For gardeners, the appeal of the rose is not only its beauty and fragrance, but also its variety. Roses come in different habits, a wide range of sizes, and in diverse shades.
I am not a rose gardener. Thorny stems, aphids, and diseases like “powdery mildew”, “black spot”, and “rust” have been enough to persuade me to leave these plants in more capable hands. So I love to visit other people’s rose gardens and have a deep respect for what they accomplish. Success in growing any plant requires the right soil, light, and water conditions, but I believe that roses require more – a positive attitude in the face of so many obstacles. French author Alphonse Karr captured what I mean well, “Some people grumble that roses have thorns; I am grateful that thorns have roses.” (from A Tour Round My Garden, 1856)
I recently had a chance to visit the Rudolf W. van der Goot rose garden at Colonial Park. It sits off the beaten path East Millstone, New Jersey and the rose garden was particularly magical.
The one-acre garden contains over 3,000 roses across 325 varieties. Its mission is to inspire home gardeners and to celebrate “old roses,” ones popular before World War II. It was created by Dutch horticulturalist Rudolph van der Goot in the 1950’s on what had been the formal garden of the Mettler Estate.
The garden continues with the Estate’s formal layout. The flagstone paving is original. Pink knock-out roses and boxwood hedges provide an elegant welcome. From there an axis runs along the main walk to a sunken “Dutch Garden” in the back. Rectangular plots surround a central circular fountain. Pergolas and arbors provide height and focal points. Brick marks the transition from one section to anther.
This garden’s collection is expansive. It contains Hybrid Teas such as “Broadway” and “Double Delight,” Floribundas “Iceberg” and “Scentimental,” and Grandifloras such as “Love” and “Camelot.” The shrubs have optimistic names such as “Knock out” and “Home Run.” Miniature roses come in both shrub and climbing habit. The climbers “City of York” and “American Pillar” steal the show.
The Rudolf W. van der Goot Rose Garden is an accredited All-America Rose Selections display garden and open to the public as part of the Somerset County Park system.
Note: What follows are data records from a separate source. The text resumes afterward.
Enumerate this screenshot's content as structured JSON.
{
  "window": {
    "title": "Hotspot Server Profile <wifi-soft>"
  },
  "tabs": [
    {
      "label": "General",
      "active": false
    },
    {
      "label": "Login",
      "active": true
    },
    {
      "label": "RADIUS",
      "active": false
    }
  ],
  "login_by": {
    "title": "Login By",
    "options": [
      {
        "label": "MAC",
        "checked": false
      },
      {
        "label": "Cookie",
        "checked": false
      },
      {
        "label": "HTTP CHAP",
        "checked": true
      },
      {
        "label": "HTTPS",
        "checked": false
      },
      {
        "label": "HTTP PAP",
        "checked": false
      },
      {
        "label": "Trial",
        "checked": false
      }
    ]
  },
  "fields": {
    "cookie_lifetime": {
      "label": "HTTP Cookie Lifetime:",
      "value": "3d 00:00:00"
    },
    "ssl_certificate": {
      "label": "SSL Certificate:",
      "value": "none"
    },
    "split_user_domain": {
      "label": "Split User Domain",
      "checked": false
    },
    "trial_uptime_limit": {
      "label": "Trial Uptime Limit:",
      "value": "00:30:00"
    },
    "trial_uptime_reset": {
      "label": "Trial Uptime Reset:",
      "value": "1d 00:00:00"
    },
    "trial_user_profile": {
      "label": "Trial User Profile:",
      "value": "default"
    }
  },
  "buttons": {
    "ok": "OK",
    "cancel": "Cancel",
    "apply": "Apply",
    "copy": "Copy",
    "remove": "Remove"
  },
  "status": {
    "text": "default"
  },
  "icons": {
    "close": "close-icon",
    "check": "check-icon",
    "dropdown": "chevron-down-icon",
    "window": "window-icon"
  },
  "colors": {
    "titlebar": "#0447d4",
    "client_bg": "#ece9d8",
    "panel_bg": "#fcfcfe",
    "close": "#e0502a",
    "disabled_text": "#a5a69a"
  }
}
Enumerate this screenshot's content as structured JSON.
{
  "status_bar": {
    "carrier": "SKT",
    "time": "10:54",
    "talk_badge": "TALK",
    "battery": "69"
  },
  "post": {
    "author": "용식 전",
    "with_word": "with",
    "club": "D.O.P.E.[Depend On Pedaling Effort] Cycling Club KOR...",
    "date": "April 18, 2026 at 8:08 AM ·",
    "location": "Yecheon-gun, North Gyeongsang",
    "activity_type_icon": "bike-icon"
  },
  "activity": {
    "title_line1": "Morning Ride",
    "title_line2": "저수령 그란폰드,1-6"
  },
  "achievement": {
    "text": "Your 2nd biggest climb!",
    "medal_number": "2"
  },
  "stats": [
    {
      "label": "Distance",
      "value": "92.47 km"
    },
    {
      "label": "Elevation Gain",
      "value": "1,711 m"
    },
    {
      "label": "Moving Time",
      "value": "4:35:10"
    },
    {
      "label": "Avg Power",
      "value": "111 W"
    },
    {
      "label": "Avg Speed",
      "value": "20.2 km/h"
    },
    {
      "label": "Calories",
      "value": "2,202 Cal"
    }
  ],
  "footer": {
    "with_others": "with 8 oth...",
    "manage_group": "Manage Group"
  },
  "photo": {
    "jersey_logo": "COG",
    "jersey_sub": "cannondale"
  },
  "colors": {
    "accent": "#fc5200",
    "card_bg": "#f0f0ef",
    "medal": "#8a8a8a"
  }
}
It won the 2015 World Federation of Rose Societies’ Garden of Excellence award.
For rose gardening inspiration, don’t miss this one.